Lorenz RG, Newberry RD: Isolated lymphoid follicles can function as sites for induction of mucosal immune responses. Ann N Y Acad Sci. 2004, 1029: 44-57. 10.1196/annals.1309.006.
Cesta MF: Normal Structure, Function, and Histology of Mucosa-Associated Lymphoid Tissue. Tox Pathol. 2006, 34 (5): 599-608. 10.1080/01926230600865531.
Varol C, Vallon-Eberhard A, Elinav E, Aychek T, Shapira Y, Luche H, Fehling HJ, Hardt WD, Shakhar G, Jung S: Intestinal lamina propria dendritic cell subsets have different origin and functions. Immunity. 2009, 31 (3): 502-512. 10.1016/j.immuni.2009.06.025.
Cerovic V, Houston SA, Scott CL, Aumeunier A, Yrlid U, Mowat AM, Milling SWF: Intestinal CD103- dendritic cells migrate in lymph and prime effector T cells. Mucosal Immunol. 2012
Buddle BM, Wards BJ, Aldwell FE, Collins DM, de Lisle GW: Influence of sensitisation to environmental mycobacteria on subsequent vaccination against bovine tuberculosis. Vaccine. 2002, 20 (7–8): 1126-1133.
Sheldrake RF, Husband AJ, Watson DL: Origin of antibody-containing cells in the ovine mammary gland following intraperitoneal and intramammary immunisation. Res Vet Sci. 1988, 45 (2): 156-159.
Kovacs-Nolan J, Latimer L, Landi A, Jenssen H, Hancock REW, Babiuk LA, Van Drunen Littel-van den Hurk S: The novel adjuvant combination of CpG ODN, indolicidin and polyphosphazene induces potent antibody- and cell-mediated immune responses in mice. Vaccine. 2009, 27 (14): 2055-2064. 10.1016/j.vaccine.2009.01.118.
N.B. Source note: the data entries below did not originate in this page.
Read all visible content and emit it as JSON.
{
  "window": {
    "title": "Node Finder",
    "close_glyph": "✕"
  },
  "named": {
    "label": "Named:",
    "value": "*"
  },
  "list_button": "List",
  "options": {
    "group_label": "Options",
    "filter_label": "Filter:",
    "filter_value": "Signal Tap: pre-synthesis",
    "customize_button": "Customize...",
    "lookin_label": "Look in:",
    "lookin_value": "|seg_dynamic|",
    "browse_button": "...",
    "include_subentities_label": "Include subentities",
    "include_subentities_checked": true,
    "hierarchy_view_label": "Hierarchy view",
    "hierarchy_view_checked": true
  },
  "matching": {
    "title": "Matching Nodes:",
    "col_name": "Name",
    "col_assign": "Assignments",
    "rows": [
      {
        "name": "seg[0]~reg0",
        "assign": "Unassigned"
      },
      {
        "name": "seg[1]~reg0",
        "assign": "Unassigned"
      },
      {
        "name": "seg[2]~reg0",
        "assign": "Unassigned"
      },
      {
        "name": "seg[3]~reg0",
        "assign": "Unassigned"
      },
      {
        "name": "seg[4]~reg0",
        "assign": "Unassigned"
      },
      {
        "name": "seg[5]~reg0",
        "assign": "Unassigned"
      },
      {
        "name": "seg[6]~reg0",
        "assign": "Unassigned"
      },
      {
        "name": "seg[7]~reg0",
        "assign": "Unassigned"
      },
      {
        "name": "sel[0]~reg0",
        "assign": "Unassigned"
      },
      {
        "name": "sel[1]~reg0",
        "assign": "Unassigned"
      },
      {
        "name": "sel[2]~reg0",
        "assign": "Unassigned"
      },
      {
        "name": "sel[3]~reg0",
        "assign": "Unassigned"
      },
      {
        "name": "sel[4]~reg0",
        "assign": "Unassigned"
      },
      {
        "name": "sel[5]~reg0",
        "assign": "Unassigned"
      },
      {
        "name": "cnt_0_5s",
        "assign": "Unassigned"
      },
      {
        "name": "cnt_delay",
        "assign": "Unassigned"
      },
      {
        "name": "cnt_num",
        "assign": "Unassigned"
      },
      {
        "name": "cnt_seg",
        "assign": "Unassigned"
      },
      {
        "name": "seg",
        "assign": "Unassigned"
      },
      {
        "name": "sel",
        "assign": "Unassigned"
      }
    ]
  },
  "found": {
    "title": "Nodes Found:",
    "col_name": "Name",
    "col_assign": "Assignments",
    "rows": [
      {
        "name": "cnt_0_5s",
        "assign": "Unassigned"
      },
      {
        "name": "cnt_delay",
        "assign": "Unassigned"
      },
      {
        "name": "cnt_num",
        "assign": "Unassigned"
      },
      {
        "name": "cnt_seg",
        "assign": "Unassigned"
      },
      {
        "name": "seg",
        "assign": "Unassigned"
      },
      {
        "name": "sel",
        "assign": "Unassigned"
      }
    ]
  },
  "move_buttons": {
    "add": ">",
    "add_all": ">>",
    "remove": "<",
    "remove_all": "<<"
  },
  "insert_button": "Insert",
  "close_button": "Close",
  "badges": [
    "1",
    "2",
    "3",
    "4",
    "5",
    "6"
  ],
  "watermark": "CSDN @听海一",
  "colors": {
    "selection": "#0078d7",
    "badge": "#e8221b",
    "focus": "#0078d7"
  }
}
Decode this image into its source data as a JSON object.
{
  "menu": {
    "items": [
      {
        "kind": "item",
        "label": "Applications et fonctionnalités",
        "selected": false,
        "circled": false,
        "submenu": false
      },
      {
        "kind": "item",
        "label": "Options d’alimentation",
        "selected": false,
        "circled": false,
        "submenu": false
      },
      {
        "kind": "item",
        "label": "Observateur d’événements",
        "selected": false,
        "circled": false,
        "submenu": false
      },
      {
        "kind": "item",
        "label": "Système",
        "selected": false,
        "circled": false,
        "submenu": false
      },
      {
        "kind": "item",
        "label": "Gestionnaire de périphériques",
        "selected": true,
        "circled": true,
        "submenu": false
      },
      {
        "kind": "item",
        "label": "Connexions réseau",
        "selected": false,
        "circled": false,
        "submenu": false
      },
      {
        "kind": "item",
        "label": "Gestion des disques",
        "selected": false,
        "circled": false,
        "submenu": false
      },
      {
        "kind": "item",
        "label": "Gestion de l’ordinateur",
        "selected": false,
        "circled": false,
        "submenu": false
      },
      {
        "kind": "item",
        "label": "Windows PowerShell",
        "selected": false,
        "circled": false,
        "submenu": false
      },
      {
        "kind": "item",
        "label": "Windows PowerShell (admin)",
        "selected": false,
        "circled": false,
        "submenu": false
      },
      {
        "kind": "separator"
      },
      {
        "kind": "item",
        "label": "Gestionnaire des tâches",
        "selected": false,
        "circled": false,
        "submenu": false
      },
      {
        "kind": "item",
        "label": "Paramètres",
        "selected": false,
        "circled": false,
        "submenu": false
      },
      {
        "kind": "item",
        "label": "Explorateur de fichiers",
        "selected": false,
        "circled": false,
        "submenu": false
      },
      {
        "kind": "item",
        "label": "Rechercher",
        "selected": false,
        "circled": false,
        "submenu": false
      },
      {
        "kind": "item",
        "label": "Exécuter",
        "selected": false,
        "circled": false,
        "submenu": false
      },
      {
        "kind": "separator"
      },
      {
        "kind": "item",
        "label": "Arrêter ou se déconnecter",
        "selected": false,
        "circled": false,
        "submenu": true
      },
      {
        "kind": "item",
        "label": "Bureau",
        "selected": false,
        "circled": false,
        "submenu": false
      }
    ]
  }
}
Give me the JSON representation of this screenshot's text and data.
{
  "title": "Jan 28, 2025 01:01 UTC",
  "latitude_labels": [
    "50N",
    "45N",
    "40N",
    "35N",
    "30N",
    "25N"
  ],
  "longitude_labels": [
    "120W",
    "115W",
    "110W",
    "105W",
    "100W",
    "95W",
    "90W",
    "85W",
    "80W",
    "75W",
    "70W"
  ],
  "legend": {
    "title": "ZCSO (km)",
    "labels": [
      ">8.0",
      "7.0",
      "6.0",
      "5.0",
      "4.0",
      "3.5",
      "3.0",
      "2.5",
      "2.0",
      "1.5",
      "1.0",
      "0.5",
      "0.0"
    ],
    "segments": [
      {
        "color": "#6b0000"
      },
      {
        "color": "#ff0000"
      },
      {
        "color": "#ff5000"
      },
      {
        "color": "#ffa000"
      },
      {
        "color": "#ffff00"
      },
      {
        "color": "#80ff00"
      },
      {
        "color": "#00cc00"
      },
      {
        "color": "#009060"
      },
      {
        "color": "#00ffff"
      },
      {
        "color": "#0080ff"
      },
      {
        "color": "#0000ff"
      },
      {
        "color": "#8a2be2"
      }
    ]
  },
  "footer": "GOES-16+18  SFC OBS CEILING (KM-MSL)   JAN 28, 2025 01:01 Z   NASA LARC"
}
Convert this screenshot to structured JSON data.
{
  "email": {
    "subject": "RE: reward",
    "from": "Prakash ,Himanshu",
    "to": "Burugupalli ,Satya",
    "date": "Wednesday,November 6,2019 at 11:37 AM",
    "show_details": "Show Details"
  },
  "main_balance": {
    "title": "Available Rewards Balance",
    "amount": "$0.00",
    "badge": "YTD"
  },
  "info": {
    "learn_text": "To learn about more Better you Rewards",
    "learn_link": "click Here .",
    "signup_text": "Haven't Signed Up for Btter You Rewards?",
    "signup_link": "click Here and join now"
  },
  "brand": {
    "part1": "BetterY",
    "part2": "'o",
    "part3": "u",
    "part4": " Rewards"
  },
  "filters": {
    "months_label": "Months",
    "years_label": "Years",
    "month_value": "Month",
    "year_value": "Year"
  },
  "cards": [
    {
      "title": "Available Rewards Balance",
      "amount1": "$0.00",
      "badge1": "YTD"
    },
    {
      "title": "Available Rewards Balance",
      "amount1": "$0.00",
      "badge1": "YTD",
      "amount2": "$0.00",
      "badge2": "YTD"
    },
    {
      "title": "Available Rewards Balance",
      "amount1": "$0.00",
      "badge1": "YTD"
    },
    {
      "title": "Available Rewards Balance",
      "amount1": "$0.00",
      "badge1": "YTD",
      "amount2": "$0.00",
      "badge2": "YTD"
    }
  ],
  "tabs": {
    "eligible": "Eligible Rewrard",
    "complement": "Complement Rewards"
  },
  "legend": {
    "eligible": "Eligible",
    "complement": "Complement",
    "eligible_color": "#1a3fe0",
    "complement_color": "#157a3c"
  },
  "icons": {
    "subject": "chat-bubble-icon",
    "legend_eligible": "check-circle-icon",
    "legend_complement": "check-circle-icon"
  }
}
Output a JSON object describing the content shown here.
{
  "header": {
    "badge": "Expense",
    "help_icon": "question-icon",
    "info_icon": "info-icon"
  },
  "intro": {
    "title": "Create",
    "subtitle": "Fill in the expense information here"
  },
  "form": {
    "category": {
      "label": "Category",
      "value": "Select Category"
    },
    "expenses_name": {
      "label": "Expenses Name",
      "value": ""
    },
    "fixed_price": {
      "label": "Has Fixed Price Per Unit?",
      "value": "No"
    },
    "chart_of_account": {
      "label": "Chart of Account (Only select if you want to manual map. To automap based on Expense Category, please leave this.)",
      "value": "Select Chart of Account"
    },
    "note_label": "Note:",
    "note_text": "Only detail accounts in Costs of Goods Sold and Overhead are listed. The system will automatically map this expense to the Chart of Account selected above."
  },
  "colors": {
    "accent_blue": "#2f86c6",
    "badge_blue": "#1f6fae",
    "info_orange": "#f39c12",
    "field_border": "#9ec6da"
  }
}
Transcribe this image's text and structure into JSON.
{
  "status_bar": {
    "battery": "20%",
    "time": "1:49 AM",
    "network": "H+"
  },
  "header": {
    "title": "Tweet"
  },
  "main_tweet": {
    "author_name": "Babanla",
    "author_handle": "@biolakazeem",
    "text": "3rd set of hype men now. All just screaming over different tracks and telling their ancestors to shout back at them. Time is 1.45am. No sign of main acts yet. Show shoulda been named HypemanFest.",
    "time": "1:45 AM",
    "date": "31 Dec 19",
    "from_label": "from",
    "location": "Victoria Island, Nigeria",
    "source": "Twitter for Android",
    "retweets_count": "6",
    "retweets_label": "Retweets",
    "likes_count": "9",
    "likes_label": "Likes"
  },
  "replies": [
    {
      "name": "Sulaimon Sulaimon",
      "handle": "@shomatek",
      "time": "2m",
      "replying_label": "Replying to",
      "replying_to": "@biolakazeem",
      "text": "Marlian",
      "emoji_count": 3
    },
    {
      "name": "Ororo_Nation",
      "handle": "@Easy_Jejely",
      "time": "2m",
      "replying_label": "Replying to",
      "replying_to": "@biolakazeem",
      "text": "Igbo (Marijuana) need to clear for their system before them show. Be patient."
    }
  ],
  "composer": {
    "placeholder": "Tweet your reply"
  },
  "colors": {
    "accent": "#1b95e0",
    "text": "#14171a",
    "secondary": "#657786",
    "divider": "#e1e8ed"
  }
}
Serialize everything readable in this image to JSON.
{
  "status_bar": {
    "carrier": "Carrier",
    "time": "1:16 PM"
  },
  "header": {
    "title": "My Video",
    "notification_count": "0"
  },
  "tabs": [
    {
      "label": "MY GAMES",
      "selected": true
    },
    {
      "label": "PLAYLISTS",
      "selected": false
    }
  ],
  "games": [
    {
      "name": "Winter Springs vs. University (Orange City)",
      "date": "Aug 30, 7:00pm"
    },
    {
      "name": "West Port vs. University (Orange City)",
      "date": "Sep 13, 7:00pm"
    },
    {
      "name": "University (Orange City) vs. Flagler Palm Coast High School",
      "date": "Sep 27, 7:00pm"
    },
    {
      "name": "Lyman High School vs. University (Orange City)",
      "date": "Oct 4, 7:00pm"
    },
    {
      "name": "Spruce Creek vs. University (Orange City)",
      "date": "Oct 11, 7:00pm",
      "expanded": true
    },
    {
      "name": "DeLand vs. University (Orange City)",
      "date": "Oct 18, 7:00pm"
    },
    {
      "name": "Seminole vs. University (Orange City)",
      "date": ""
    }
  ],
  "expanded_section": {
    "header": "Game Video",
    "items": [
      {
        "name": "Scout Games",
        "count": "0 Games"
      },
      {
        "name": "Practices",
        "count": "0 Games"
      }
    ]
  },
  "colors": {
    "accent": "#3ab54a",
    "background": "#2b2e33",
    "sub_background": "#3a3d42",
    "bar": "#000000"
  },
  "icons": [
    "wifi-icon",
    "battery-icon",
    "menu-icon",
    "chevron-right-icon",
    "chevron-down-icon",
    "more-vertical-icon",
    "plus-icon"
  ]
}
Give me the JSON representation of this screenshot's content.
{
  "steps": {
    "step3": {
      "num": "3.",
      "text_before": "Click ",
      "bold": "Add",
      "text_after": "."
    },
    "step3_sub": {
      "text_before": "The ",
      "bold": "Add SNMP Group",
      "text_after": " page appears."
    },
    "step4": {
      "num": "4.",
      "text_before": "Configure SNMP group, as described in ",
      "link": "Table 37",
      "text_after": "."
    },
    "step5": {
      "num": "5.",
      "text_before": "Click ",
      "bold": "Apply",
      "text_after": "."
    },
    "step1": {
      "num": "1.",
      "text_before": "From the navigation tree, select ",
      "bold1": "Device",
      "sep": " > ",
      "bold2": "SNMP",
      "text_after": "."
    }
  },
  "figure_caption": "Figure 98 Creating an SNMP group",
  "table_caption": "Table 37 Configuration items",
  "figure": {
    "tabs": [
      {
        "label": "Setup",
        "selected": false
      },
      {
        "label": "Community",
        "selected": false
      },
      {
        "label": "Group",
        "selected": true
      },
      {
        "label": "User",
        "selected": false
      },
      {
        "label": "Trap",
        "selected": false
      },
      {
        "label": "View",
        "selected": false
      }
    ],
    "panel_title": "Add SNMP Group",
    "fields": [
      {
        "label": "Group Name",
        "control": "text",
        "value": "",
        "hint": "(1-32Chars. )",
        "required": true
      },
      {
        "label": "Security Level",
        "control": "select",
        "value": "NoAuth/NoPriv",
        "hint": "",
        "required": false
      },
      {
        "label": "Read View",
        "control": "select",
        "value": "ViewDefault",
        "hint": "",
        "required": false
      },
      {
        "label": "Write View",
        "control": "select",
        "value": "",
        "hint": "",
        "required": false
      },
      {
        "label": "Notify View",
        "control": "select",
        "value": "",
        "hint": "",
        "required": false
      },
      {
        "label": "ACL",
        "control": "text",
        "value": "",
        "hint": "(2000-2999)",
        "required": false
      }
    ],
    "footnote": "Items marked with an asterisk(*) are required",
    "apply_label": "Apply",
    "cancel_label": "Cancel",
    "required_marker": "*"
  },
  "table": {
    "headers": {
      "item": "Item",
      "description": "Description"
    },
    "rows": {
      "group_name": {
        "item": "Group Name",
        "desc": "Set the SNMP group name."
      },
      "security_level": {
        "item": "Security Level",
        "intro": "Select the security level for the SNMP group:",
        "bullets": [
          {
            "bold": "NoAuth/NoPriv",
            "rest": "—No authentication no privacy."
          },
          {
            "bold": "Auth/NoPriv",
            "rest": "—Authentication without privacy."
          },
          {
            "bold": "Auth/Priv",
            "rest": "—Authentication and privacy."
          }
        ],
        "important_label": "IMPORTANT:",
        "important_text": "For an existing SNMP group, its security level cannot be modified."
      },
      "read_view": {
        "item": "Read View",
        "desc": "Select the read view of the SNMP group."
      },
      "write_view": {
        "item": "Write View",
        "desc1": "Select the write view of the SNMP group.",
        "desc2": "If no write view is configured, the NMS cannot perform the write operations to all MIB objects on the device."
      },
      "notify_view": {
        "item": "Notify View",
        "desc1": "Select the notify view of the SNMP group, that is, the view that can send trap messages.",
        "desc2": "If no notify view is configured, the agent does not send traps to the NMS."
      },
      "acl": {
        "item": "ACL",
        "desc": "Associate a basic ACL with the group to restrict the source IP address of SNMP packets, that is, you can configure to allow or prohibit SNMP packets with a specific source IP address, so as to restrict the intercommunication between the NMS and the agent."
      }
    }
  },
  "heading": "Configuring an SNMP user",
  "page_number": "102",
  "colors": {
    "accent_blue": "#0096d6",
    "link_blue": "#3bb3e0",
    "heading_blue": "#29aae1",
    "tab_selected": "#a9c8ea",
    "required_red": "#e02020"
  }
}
Elahi S, Buchanan RM, Babiuk LA, Gerdts V: Maternal immunity provides protection against pertussis in newborn piglets. Infect Immun. 2006, 74 (5): 2619-2627. 10.1128/IAI.74.5.2619-2627.2006.
Wilson HL, Kovacs-Nolan J, Latimer L, Buchanan R, Gomis S, Babiuk L, van Drunen Littel-van den Hurk S: A novel triple adjuvant formulation promotes strong, Th1-biased immune responses and significant antigen retention at the site of injection. Vaccine. 2010, 28 (52): 8288-8299. 10.1016/j.vaccine.2010.10.006.
We gratefully acknowledge financial support from the Agriculture Development Fund awarded to HLW and the excellent expertise offered by members of the Animal Care Group at VIDO. HLW is an adjunct professor in the Department of Biochemistry at the University of Saskatchewan. We gratefully acknowledge Dr. Hugh Townsend for his guidance with the statistical analysis. This manuscript is published with the permission of the Director of VIDO as journal series no. 651.
The authors declare that they have no competing interests.
HLW conceived of and designed the experiments and wrote the manuscript. RMB and SM performed the laboratory experiments. All authors read and approved the final manuscript.
Authors’ original submitted files for images
Below are the links to the authors’ original submitted files for images.
About this article
Cite this article
Buchanan, R.M., Mertins, S. & Wilson, H.L. Oral antigen exposure in extreme early life in lambs influences the magnitude of the immune response which can be generated in later life. BMC Vet Res 9, 160 (2013). https://doi.org/10.1186/1746-6148-9-160